** Opening RECORD EXCERPTS block **

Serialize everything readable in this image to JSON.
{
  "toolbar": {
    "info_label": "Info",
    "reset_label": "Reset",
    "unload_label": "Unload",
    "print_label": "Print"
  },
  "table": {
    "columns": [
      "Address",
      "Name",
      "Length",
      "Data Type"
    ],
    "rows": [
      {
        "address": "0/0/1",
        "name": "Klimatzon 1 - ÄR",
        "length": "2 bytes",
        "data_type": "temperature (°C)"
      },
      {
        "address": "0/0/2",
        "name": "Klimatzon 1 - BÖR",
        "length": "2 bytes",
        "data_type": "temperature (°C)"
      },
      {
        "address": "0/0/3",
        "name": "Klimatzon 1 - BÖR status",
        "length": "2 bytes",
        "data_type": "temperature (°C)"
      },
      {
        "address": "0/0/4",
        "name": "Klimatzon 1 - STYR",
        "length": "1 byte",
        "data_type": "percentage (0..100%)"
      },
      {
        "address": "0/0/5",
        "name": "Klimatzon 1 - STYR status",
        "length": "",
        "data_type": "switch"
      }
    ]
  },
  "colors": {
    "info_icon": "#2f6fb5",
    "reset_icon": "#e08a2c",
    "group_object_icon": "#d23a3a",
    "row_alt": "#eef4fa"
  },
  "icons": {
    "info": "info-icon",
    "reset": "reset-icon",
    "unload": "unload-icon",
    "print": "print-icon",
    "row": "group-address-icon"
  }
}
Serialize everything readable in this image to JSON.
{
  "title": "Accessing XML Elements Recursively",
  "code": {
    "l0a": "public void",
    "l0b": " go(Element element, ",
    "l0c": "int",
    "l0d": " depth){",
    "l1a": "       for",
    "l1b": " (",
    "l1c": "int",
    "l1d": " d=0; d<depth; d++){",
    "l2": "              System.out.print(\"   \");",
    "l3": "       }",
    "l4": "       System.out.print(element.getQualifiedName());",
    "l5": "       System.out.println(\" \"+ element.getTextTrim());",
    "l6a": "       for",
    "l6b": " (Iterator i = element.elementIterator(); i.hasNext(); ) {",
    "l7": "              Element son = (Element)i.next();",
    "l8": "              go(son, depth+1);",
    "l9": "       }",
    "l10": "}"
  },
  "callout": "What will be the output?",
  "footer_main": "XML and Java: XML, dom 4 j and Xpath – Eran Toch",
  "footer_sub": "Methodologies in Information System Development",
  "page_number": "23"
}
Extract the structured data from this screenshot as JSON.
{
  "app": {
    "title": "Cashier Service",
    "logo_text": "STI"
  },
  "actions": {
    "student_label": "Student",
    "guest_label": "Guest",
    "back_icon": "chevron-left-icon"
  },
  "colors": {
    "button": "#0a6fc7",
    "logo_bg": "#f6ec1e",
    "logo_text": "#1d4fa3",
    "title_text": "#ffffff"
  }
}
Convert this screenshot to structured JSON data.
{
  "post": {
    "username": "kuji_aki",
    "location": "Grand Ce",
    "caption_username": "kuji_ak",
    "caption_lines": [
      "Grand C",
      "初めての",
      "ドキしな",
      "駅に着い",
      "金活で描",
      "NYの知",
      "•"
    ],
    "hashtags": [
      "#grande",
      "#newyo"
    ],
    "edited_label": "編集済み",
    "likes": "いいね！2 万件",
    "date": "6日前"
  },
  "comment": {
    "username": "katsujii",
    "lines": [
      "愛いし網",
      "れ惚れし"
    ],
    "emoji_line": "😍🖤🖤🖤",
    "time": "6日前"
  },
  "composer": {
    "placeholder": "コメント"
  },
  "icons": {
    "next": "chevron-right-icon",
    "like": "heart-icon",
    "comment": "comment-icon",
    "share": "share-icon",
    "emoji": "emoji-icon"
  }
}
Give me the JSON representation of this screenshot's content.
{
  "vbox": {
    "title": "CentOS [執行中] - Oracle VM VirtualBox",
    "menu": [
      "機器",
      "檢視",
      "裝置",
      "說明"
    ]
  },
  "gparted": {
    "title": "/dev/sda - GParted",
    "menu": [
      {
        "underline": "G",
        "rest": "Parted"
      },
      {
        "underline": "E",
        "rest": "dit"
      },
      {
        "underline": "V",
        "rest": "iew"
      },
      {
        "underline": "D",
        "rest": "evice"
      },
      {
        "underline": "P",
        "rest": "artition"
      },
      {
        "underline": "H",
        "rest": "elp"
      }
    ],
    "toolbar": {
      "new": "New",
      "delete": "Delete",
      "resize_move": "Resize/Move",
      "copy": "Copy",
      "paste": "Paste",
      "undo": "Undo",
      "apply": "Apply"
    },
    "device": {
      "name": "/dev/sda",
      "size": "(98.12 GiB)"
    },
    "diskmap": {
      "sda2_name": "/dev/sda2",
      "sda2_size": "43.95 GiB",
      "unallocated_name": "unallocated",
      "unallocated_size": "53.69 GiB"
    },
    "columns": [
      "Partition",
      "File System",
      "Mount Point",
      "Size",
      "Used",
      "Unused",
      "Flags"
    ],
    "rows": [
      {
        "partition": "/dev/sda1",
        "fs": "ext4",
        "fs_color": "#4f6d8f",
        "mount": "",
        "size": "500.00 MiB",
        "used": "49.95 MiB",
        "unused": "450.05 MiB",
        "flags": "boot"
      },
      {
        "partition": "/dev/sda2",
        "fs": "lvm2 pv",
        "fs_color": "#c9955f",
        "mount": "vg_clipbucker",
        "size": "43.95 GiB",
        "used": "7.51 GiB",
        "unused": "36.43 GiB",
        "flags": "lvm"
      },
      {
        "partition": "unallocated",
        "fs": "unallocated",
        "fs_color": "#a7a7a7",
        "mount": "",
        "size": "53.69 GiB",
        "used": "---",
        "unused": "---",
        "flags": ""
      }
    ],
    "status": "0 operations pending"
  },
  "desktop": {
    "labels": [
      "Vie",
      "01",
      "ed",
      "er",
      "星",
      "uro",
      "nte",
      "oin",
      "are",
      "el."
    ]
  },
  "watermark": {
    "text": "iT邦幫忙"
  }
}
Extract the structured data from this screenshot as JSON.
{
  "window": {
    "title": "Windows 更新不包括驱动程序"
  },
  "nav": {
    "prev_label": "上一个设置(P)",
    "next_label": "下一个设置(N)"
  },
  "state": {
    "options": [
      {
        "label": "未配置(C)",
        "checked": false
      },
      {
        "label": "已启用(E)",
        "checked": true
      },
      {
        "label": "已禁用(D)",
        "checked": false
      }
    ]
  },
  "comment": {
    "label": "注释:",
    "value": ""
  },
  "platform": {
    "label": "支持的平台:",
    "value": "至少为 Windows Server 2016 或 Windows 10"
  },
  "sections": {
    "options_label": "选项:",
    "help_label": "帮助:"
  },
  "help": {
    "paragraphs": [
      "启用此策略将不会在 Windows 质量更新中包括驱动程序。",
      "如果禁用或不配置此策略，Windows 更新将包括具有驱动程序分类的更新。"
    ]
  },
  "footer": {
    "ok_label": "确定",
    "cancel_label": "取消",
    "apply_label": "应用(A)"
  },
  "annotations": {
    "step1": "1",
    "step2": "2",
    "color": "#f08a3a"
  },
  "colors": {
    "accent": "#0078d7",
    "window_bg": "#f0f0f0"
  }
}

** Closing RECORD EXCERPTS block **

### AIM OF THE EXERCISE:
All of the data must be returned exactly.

### ANSWER SECTION:
Serialize everything readable in this image to JSON.
{
  "toolbar": {
    "info_label": "Info",
    "reset_label": "Reset",
    "unload_label": "Unload",
    "print_label": "Print"
  },
  "table": {
    "columns": [
      "Address",
      "Name",
      "Length",
      "Data Type"
    ],
    "rows": [
      {
        "address": "0/0/1",
        "name": "Klimatzon 1 - ÄR",
        "length": "2 bytes",
        "data_type": "temperature (°C)"
      },
      {
        "address": "0/0/2",
        "name": "Klimatzon 1 - BÖR",
        "length": "2 bytes",
        "data_type": "temperature (°C)"
      },
      {
        "address": "0/0/3",
        "name": "Klimatzon 1 - BÖR status",
        "length": "2 bytes",
        "data_type": "temperature (°C)"
      },
      {
        "address": "0/0/4",
        "name": "Klimatzon 1 - STYR",
        "length": "1 byte",
        "data_type": "percentage (0..100%)"
      },
      {
        "address": "0/0/5",
        "name": "Klimatzon 1 - STYR status",
        "length": "",
        "data_type": "switch"
      }
    ]
  },
  "colors": {
    "info_icon": "#2f6fb5",
    "reset_icon": "#e08a2c",
    "group_object_icon": "#d23a3a",
    "row_alt": "#eef4fa"
  },
  "icons": {
    "info": "info-icon",
    "reset": "reset-icon",
    "unload": "unload-icon",
    "print": "print-icon",
    "row": "group-address-icon"
  }
}
Serialize everything readable in this image to JSON.
{
  "title": "Accessing XML Elements Recursively",
  "code": {
    "l0a": "public void",
    "l0b": " go(Element element, ",
    "l0c": "int",
    "l0d": " depth){",
    "l1a": "       for",
    "l1b": " (",
    "l1c": "int",
    "l1d": " d=0; d<depth; d++){",
    "l2": "              System.out.print(\"   \");",
    "l3": "       }",
    "l4": "       System.out.print(element.getQualifiedName());",
    "l5": "       System.out.println(\" \"+ element.getTextTrim());",
    "l6a": "       for",
    "l6b": " (Iterator i = element.elementIterator(); i.hasNext(); ) {",
    "l7": "              Element son = (Element)i.next();",
    "l8": "              go(son, depth+1);",
    "l9": "       }",
    "l10": "}"
  },
  "callout": "What will be the output?",
  "footer_main": "XML and Java: XML, dom 4 j and Xpath – Eran Toch",
  "footer_sub": "Methodologies in Information System Development",
  "page_number": "23"
}
Extract the structured data from this screenshot as JSON.
{
  "app": {
    "title": "Cashier Service",
    "logo_text": "STI"
  },
  "actions": {
    "student_label": "Student",
    "guest_label": "Guest",
    "back_icon": "chevron-left-icon"
  },
  "colors": {
    "button": "#0a6fc7",
    "logo_bg": "#f6ec1e",
    "logo_text": "#1d4fa3",
    "title_text": "#ffffff"
  }
}
Convert this screenshot to structured JSON data.
{
  "post": {
    "username": "kuji_aki",
    "location": "Grand Ce",
    "caption_username": "kuji_ak",
    "caption_lines": [
      "Grand C",
      "初めての",
      "ドキしな",
      "駅に着い",
      "金活で描",
      "NYの知",
      "•"
    ],
    "hashtags": [
      "#grande",
      "#newyo"
    ],
    "edited_label": "編集済み",
    "likes": "いいね！2 万件",
    "date": "6日前"
  },
  "comment": {
    "username": "katsujii",
    "lines": [
      "愛いし網",
      "れ惚れし"
    ],
    "emoji_line": "😍🖤🖤🖤",
    "time": "6日前"
  },
  "composer": {
    "placeholder": "コメント"
  },
  "icons": {
    "next": "chevron-right-icon",
    "like": "heart-icon",
    "comment": "comment-icon",
    "share": "share-icon",
    "emoji": "emoji-icon"
  }
}
Give me the JSON representation of this screenshot's content.
{
  "vbox": {
    "title": "CentOS [執行中] - Oracle VM VirtualBox",
    "menu": [
      "機器",
      "檢視",
      "裝置",
      "說明"
    ]
  },
  "gparted": {
    "title": "/dev/sda - GParted",
    "menu": [
      {
        "underline": "G",
        "rest": "Parted"
      },
      {
        "underline": "E",
        "rest": "dit"
      },
      {
        "underline": "V",
        "rest": "iew"
      },
      {
        "underline": "D",
        "rest": "evice"
      },
      {
        "underline": "P",
        "rest": "artition"
      },
      {
        "underline": "H",
        "rest": "elp"
      }
    ],
    "toolbar": {
      "new": "New",
      "delete": "Delete",
      "resize_move": "Resize/Move",
      "copy": "Copy",
      "paste": "Paste",
      "undo": "Undo",
      "apply": "Apply"
    },
    "device": {
      "name": "/dev/sda",
      "size": "(98.12 GiB)"
    },
    "diskmap": {
      "sda2_name": "/dev/sda2",
      "sda2_size": "43.95 GiB",
      "unallocated_name": "unallocated",
      "unallocated_size": "53.69 GiB"
    },
    "columns": [
      "Partition",
      "File System",
      "Mount Point",
      "Size",
      "Used",
      "Unused",
      "Flags"
    ],
    "rows": [
      {
        "partition": "/dev/sda1",
        "fs": "ext4",
        "fs_color": "#4f6d8f",
        "mount": "",
        "size": "500.00 MiB",
        "used": "49.95 MiB",
        "unused": "450.05 MiB",
        "flags": "boot"
      },
      {
        "partition": "/dev/sda2",
        "fs": "lvm2 pv",
        "fs_color": "#c9955f",
        "mount": "vg_clipbucker",
        "size": "43.95 GiB",
        "used": "7.51 GiB",
        "unused": "36.43 GiB",
        "flags": "lvm"
      },
      {
        "partition": "unallocated",
        "fs": "unallocated",
        "fs_color": "#a7a7a7",
        "mount": "",
        "size": "53.69 GiB",
        "used": "---",
        "unused": "---",
        "flags": ""
      }
    ],
    "status": "0 operations pending"
  },
  "desktop": {
    "labels": [
      "Vie",
      "01",
      "ed",
      "er",
      "星",
      "uro",
      "nte",
      "oin",
      "are",
      "el."
    ]
  },
  "watermark": {
    "text": "iT邦幫忙"
  }
}
Extract the structured data from this screenshot as JSON.
{
  "window": {
    "title": "Windows 更新不包括驱动程序"
  },
  "nav": {
    "prev_label": "上一个设置(P)",
    "next_label": "下一个设置(N)"
  },
  "state": {
    "options": [
      {
        "label": "未配置(C)",
        "checked": false
      },
      {
        "label": "已启用(E)",
        "checked": true
      },
      {
        "label": "已禁用(D)",
        "checked": false
      }
    ]
  },
  "comment": {
    "label": "注释:",
    "value": ""
  },
  "platform": {
    "label": "支持的平台:",
    "value": "至少为 Windows Server 2016 或 Windows 10"
  },
  "sections": {
    "options_label": "选项:",
    "help_label": "帮助:"
  },
  "help": {
    "paragraphs": [
      "启用此策略将不会在 Windows 质量更新中包括驱动程序。",
      "如果禁用或不配置此策略，Windows 更新将包括具有驱动程序分类的更新。"
    ]
  },
  "footer": {
    "ok_label": "确定",
    "cancel_label": "取消",
    "apply_label": "应用(A)"
  },
  "annotations": {
    "step1": "1",
    "step2": "2",
    "color": "#f08a3a"
  },
  "colors": {
    "accent": "#0078d7",
    "window_bg": "#f0f0f0"
  }
}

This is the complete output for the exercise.